She also was quick to point out the store's new cappuccino machine that features new pumpkin spice and French vanilla flavors, in addition to regular coffee and hot chocolate offerings.
John and Angela Howard, bakers at the Davenport store, said they met at the doughnut shop, and got married about a year ago, ''so we have a lot of sweet memories about working there,'' Mr. Howard said.
He's worked there for 18 years, while his wife is a 12-year employee. ''A big part of our lives have been spent there, so we were excited about going back to work.''
Today is Thursday, July 31, the 212th day of 2014. There are 153 days left in the year.
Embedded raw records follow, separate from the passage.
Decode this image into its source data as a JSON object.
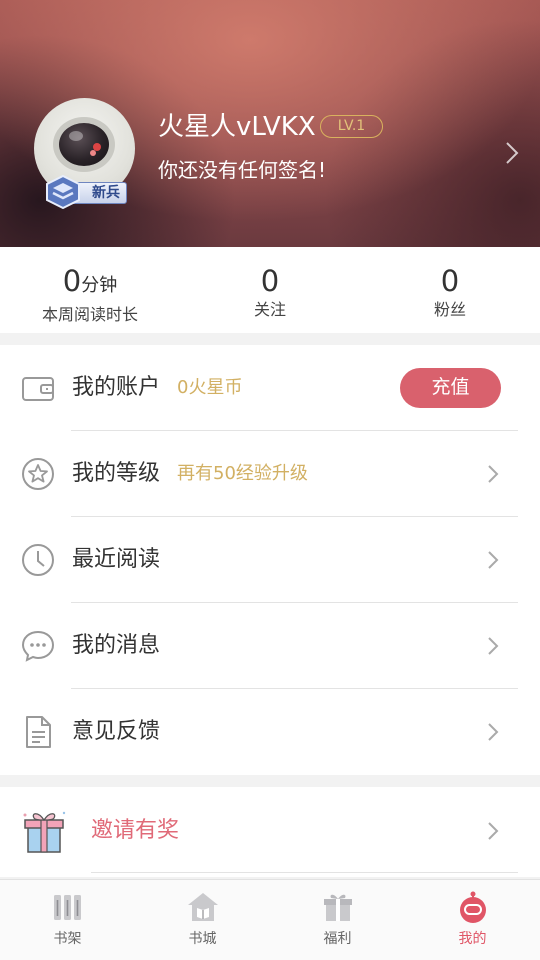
{
  "profile": {
    "username": "火星人vLVKX",
    "level": "LV.1",
    "signature": "你还没有任何签名!",
    "rank_badge": "新兵"
  },
  "stats": [
    {
      "value": "0",
      "unit": "分钟",
      "label": "本周阅读时长"
    },
    {
      "value": "0",
      "unit": "",
      "label": "关注"
    },
    {
      "value": "0",
      "unit": "",
      "label": "粉丝"
    }
  ],
  "menu": {
    "account": {
      "title": "我的账户",
      "extra": "0火星币",
      "button": "充值"
    },
    "level": {
      "title": "我的等级",
      "extra": "再有50经验升级"
    },
    "recent": {
      "title": "最近阅读"
    },
    "messages": {
      "title": "我的消息"
    },
    "feedback": {
      "title": "意见反馈"
    }
  },
  "invite": {
    "title": "邀请有奖"
  },
  "tabs": [
    {
      "label": "书架",
      "icon": "bookshelf-icon",
      "active": false
    },
    {
      "label": "书城",
      "icon": "bookstore-icon",
      "active": false
    },
    {
      "label": "福利",
      "icon": "gift-icon",
      "active": false
    },
    {
      "label": "我的",
      "icon": "robot-icon",
      "active": true
    }
  ],
  "colors": {
    "accent": "#d9616d",
    "gold": "#d2b063",
    "invite_text": "#e06a78",
    "active_tab": "#e05566"
  }
}
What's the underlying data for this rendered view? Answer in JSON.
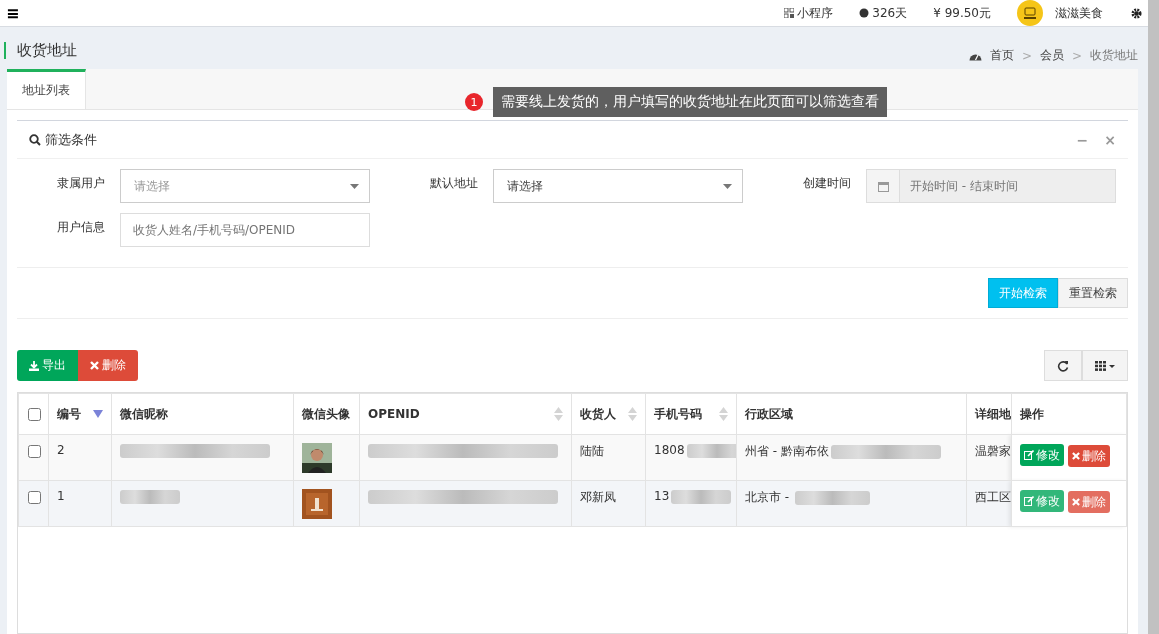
{
  "topbar": {
    "menu_icon": "≡",
    "items": [
      {
        "kind": "qrcode",
        "text": "小程序"
      },
      {
        "kind": "sun",
        "text": "326天"
      },
      {
        "kind": "plain",
        "text": "¥ 99.50元"
      }
    ],
    "user": {
      "name": "滋滋美食"
    }
  },
  "page": {
    "title": "收货地址",
    "breadcrumb": [
      "首页",
      "会员",
      "收货地址"
    ],
    "breadcrumb_separator": ">"
  },
  "tabs": [
    {
      "label": "地址列表",
      "selected": true
    }
  ],
  "tooltip": {
    "number": "1",
    "text": "需要线上发货的，用户填写的收货地址在此页面可以筛选查看"
  },
  "filter": {
    "title": "筛选条件",
    "minimize": "−",
    "close": "×",
    "fields": [
      {
        "kind": "select",
        "label": "隶属用户",
        "placeholder": "请选择"
      },
      {
        "kind": "select",
        "label": "默认地址",
        "value": "请选择"
      },
      {
        "kind": "daterange",
        "label": "创建时间",
        "placeholder": "开始时间 - 结束时间"
      },
      {
        "kind": "text",
        "label": "用户信息",
        "placeholder": "收货人姓名/手机号码/OPENID"
      }
    ],
    "buttons": [
      {
        "label": "开始检索",
        "primary": true
      },
      {
        "label": "重置检索",
        "primary": false
      }
    ]
  },
  "toolbar": {
    "buttons": [
      {
        "kind": "export",
        "label": "导出"
      },
      {
        "kind": "delete",
        "label": "删除"
      }
    ]
  },
  "table": {
    "all_checked": false,
    "columns": [
      {
        "label": "编号",
        "sortable": true,
        "sorted": true
      },
      {
        "label": "微信昵称",
        "sortable": false,
        "sorted": false
      },
      {
        "label": "微信头像",
        "sortable": false,
        "sorted": false
      },
      {
        "label": "OPENID",
        "sortable": true,
        "sorted": false
      },
      {
        "label": "收货人",
        "sortable": true,
        "sorted": false
      },
      {
        "label": "手机号码",
        "sortable": true,
        "sorted": false
      },
      {
        "label": "行政区域",
        "sortable": false,
        "sorted": false
      },
      {
        "label": "详细地"
      },
      {
        "label": "操作",
        "sortable": false,
        "sorted": false
      }
    ],
    "rows": [
      {
        "checked": false,
        "hovered": false,
        "id": "2",
        "receiver": "陆陆",
        "phone": "1808",
        "region": "州省 - 黔南布依",
        "detail": "温磬家",
        "actions": [
          "修改",
          "删除"
        ]
      },
      {
        "checked": false,
        "hovered": true,
        "id": "1",
        "receiver": "邓新凤",
        "phone": "13",
        "region": "北京市 - ",
        "detail": "西工区",
        "actions": [
          "修改",
          "删除"
        ]
      }
    ]
  }
}
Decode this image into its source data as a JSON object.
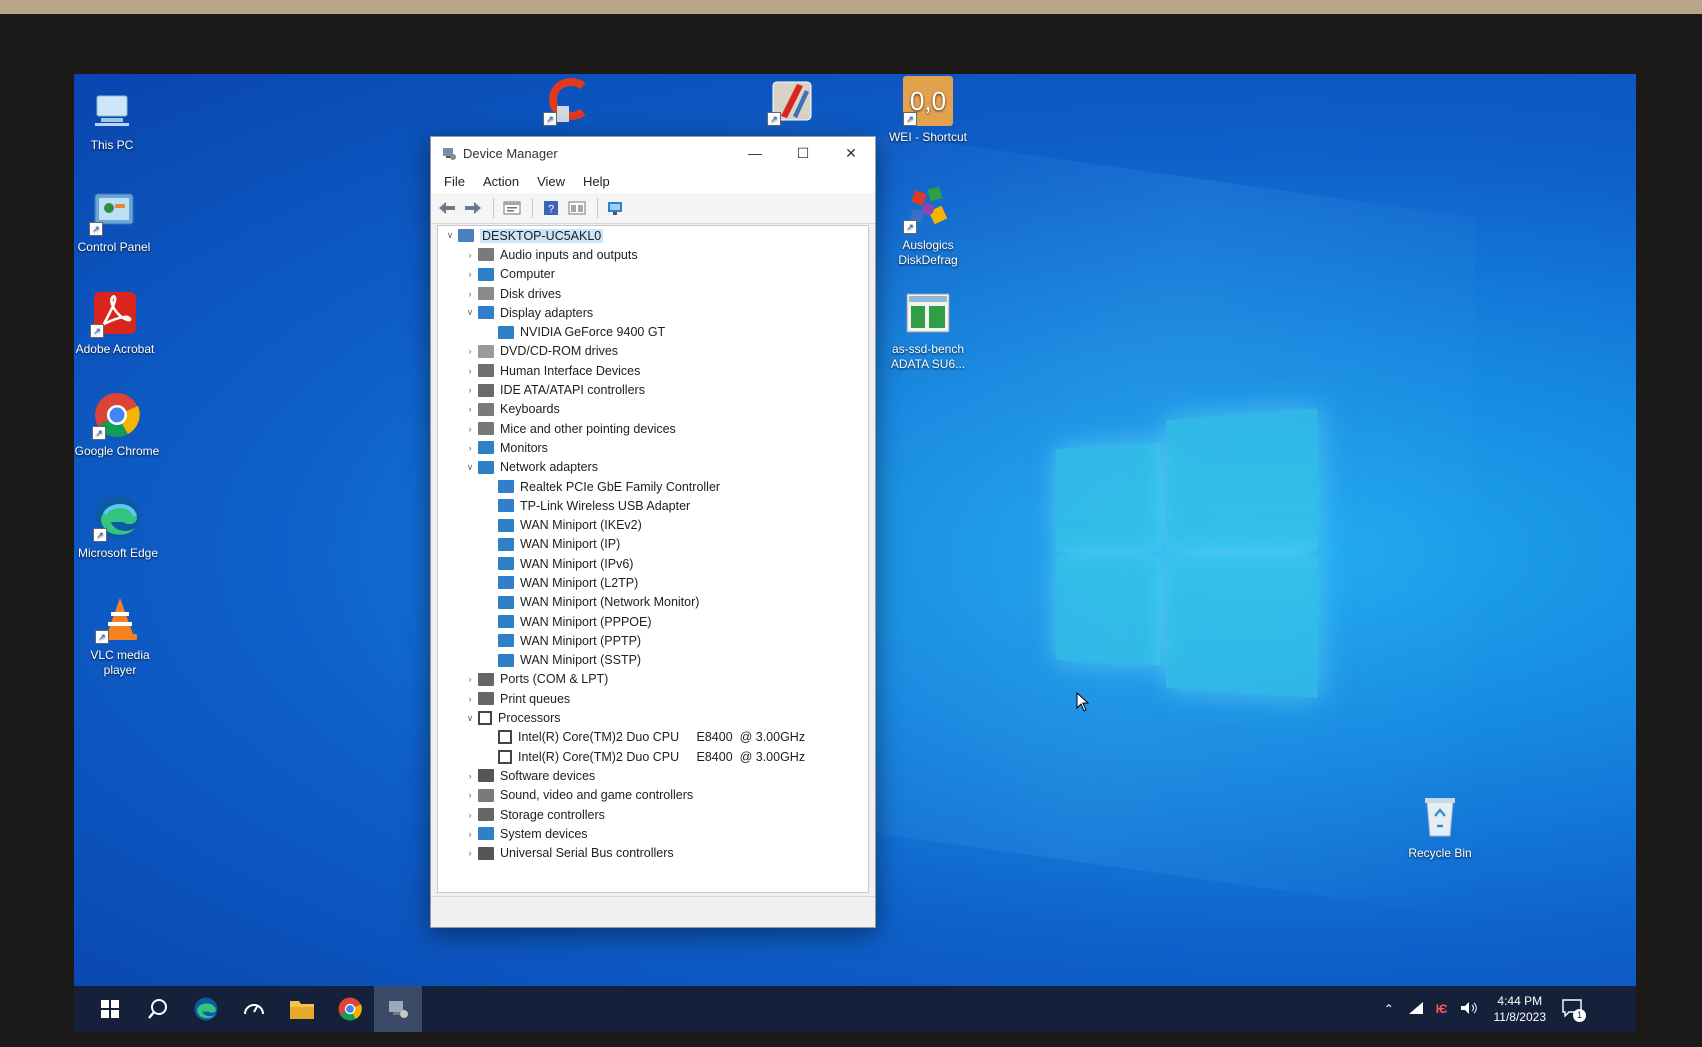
{
  "desktop": {
    "icons_left": [
      {
        "label": "This PC"
      },
      {
        "label": "Control Panel"
      },
      {
        "label": "Adobe Acrobat"
      },
      {
        "label": "Google Chrome"
      },
      {
        "label": "Microsoft Edge"
      },
      {
        "label": "VLC media player"
      }
    ],
    "icons_right": [
      {
        "label": "WEI - Shortcut",
        "badge": "0,0"
      },
      {
        "label": "Auslogics DiskDefrag"
      },
      {
        "label": "as-ssd-bench ADATA SU6..."
      }
    ],
    "recycle_bin": {
      "label": "Recycle Bin"
    }
  },
  "device_manager": {
    "title": "Device Manager",
    "menu": [
      "File",
      "Action",
      "View",
      "Help"
    ],
    "tree": [
      {
        "label": "DESKTOP-UC5AKL0",
        "depth": 0,
        "expanded": true,
        "icon": "computer-icon"
      },
      {
        "label": "Audio inputs and outputs",
        "depth": 1,
        "expanded": false,
        "icon": "speaker-icon"
      },
      {
        "label": "Computer",
        "depth": 1,
        "expanded": false,
        "icon": "monitor-icon"
      },
      {
        "label": "Disk drives",
        "depth": 1,
        "expanded": false,
        "icon": "disk-icon"
      },
      {
        "label": "Display adapters",
        "depth": 1,
        "expanded": true,
        "icon": "monitor-icon"
      },
      {
        "label": "NVIDIA GeForce 9400 GT",
        "depth": 2,
        "icon": "monitor-icon"
      },
      {
        "label": "DVD/CD-ROM drives",
        "depth": 1,
        "expanded": false,
        "icon": "disc-icon"
      },
      {
        "label": "Human Interface Devices",
        "depth": 1,
        "expanded": false,
        "icon": "hid-icon"
      },
      {
        "label": "IDE ATA/ATAPI controllers",
        "depth": 1,
        "expanded": false,
        "icon": "controller-icon"
      },
      {
        "label": "Keyboards",
        "depth": 1,
        "expanded": false,
        "icon": "keyboard-icon"
      },
      {
        "label": "Mice and other pointing devices",
        "depth": 1,
        "expanded": false,
        "icon": "mouse-icon"
      },
      {
        "label": "Monitors",
        "depth": 1,
        "expanded": false,
        "icon": "monitor-icon"
      },
      {
        "label": "Network adapters",
        "depth": 1,
        "expanded": true,
        "icon": "network-icon"
      },
      {
        "label": "Realtek PCIe GbE Family Controller",
        "depth": 2,
        "icon": "network-icon"
      },
      {
        "label": "TP-Link Wireless USB Adapter",
        "depth": 2,
        "icon": "network-icon"
      },
      {
        "label": "WAN Miniport (IKEv2)",
        "depth": 2,
        "icon": "network-icon"
      },
      {
        "label": "WAN Miniport (IP)",
        "depth": 2,
        "icon": "network-icon"
      },
      {
        "label": "WAN Miniport (IPv6)",
        "depth": 2,
        "icon": "network-icon"
      },
      {
        "label": "WAN Miniport (L2TP)",
        "depth": 2,
        "icon": "network-icon"
      },
      {
        "label": "WAN Miniport (Network Monitor)",
        "depth": 2,
        "icon": "network-icon"
      },
      {
        "label": "WAN Miniport (PPPOE)",
        "depth": 2,
        "icon": "network-icon"
      },
      {
        "label": "WAN Miniport (PPTP)",
        "depth": 2,
        "icon": "network-icon"
      },
      {
        "label": "WAN Miniport (SSTP)",
        "depth": 2,
        "icon": "network-icon"
      },
      {
        "label": "Ports (COM & LPT)",
        "depth": 1,
        "expanded": false,
        "icon": "port-icon"
      },
      {
        "label": "Print queues",
        "depth": 1,
        "expanded": false,
        "icon": "printer-icon"
      },
      {
        "label": "Processors",
        "depth": 1,
        "expanded": true,
        "icon": "cpu-icon"
      },
      {
        "label": "Intel(R) Core(TM)2 Duo CPU     E8400  @ 3.00GHz",
        "depth": 2,
        "icon": "cpu-icon"
      },
      {
        "label": "Intel(R) Core(TM)2 Duo CPU     E8400  @ 3.00GHz",
        "depth": 2,
        "icon": "cpu-icon"
      },
      {
        "label": "Software devices",
        "depth": 1,
        "expanded": false,
        "icon": "software-device-icon"
      },
      {
        "label": "Sound, video and game controllers",
        "depth": 1,
        "expanded": false,
        "icon": "speaker-icon"
      },
      {
        "label": "Storage controllers",
        "depth": 1,
        "expanded": false,
        "icon": "storage-icon"
      },
      {
        "label": "System devices",
        "depth": 1,
        "expanded": false,
        "icon": "system-icon"
      },
      {
        "label": "Universal Serial Bus controllers",
        "depth": 1,
        "expanded": false,
        "icon": "usb-icon"
      }
    ]
  },
  "taskbar": {
    "time": "4:44 PM",
    "date": "11/8/2023",
    "notification_count": "1"
  }
}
1864 -- 150 years ago: A corps of surgeons now occupies the new hospital quarters at the Garrison Hospital on the Rock Island Arsenal. A fence has been installed to enclose the prison hospital. 1889 -- 125 years ago: B. Winter has let a contract to Christ Schreiner for a two story brick building with a double store front on the south side of 3rd Avenue just west of 17th Street. The estimated cost was $4,500. 1914 -- 100 years ago: Germany sent simultaneous ultimatums to Russia and France, demanding that Russia suspend mobilization within 12 hours and demanding that France inform Germany within 18 hours. In the case of war between Germany and Russia, France would remain neutral. 1939 -- 75 years ago: Civil service offices at the post office and the Rock Island Arsenal were swamped as more than 700 youths sought 15 machinist apprenticeships at the Arsenal. 1964 -- 50 years ago: Last night, American Legion Post 246 in Moline figuratively handed over the trousers to a female ex-Marine and petticoat rule began. Olga Swanson, of Moline, was installed as the first woman commander of the post . 1989 -- 25 years ago: The Illinois Quad City Civic Center captured the excitement and interest of a convention of auditorium managers this weekend in Reno, Nev. Bill Adams, civic center authority chairman, said the 10,000-seat arena planned for downtown Moline has caught the eye of construction firms, suppliers, management teams and concession groups.